Interface dataset entries:

⁂

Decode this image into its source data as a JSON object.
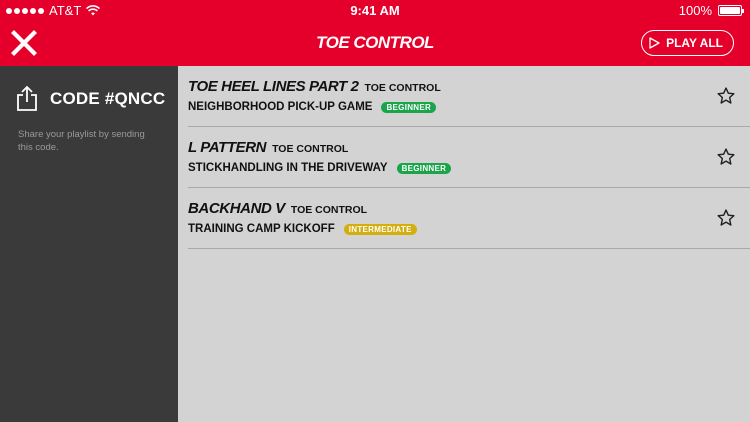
{
  "status": {
    "carrier": "AT&T",
    "time": "9:41 AM",
    "battery": "100%",
    "battery_level": 1.0
  },
  "header": {
    "title": "TOE CONTROL",
    "play_all_label": "PLAY ALL",
    "background_color": "#e4002b"
  },
  "sidebar": {
    "code": "CODE #QNCC",
    "description": "Share your playlist by sending this code."
  },
  "drills": [
    {
      "name": "TOE HEEL LINES PART 2",
      "category": "TOE CONTROL",
      "program": "NEIGHBORHOOD PICK-UP GAME",
      "level": "BEGINNER",
      "level_color": "#1aa54a"
    },
    {
      "name": "L PATTERN",
      "category": "TOE CONTROL",
      "program": "STICKHANDLING IN THE DRIVEWAY",
      "level": "BEGINNER",
      "level_color": "#1aa54a"
    },
    {
      "name": "BACKHAND V",
      "category": "TOE CONTROL",
      "program": "TRAINING CAMP KICKOFF",
      "level": "INTERMEDIATE",
      "level_color": "#d4ad0e"
    }
  ]
}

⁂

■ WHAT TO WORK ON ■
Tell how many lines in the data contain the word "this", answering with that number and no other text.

■ THE ANSWER ■
2